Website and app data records
________________________

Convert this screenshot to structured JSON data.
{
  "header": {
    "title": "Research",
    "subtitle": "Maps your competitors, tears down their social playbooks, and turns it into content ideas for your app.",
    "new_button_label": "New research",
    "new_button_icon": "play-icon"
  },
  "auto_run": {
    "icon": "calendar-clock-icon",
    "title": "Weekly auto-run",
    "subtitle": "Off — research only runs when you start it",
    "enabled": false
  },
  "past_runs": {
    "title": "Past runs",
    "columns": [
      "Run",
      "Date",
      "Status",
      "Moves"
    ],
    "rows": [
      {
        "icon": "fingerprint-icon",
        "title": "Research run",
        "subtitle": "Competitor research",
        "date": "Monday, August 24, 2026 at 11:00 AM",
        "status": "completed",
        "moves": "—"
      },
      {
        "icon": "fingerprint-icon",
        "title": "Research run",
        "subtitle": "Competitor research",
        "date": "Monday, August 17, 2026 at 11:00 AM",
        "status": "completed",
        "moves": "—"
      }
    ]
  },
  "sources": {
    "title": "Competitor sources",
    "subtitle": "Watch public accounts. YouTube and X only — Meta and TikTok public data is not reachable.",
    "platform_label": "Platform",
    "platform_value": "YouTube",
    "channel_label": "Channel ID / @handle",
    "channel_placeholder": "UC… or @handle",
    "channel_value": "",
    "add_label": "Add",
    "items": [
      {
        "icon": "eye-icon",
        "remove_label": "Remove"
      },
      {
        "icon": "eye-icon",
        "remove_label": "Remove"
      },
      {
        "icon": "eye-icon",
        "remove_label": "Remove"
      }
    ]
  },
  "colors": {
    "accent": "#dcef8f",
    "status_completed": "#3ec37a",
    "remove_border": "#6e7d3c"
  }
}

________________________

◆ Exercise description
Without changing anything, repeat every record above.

◆ Response for this exercise
Convert this screenshot to structured JSON data.
{
  "header": {
    "title": "Research",
    "subtitle": "Maps your competitors, tears down their social playbooks, and turns it into content ideas for your app.",
    "new_button_label": "New research",
    "new_button_icon": "play-icon"
  },
  "auto_run": {
    "icon": "calendar-clock-icon",
    "title": "Weekly auto-run",
    "subtitle": "Off — research only runs when you start it",
    "enabled": false
  },
  "past_runs": {
    "title": "Past runs",
    "columns": [
      "Run",
      "Date",
      "Status",
      "Moves"
    ],
    "rows": [
      {
        "icon": "fingerprint-icon",
        "title": "Research run",
        "subtitle": "Competitor research",
        "date": "Monday, August 24, 2026 at 11:00 AM",
        "status": "completed",
        "moves": "—"
      },
      {
        "icon": "fingerprint-icon",
        "title": "Research run",
        "subtitle": "Competitor research",
        "date": "Monday, August 17, 2026 at 11:00 AM",
        "status": "completed",
        "moves": "—"
      }
    ]
  },
  "sources": {
    "title": "Competitor sources",
    "subtitle": "Watch public accounts. YouTube and X only — Meta and TikTok public data is not reachable.",
    "platform_label": "Platform",
    "platform_value": "YouTube",
    "channel_label": "Channel ID / @handle",
    "channel_placeholder": "UC… or @handle",
    "channel_value": "",
    "add_label": "Add",
    "items": [
      {
        "icon": "eye-icon",
        "remove_label": "Remove"
      },
      {
        "icon": "eye-icon",
        "remove_label": "Remove"
      },
      {
        "icon": "eye-icon",
        "remove_label": "Remove"
      }
    ]
  },
  "colors": {
    "accent": "#dcef8f",
    "status_completed": "#3ec37a",
    "remove_border": "#6e7d3c"
  }
}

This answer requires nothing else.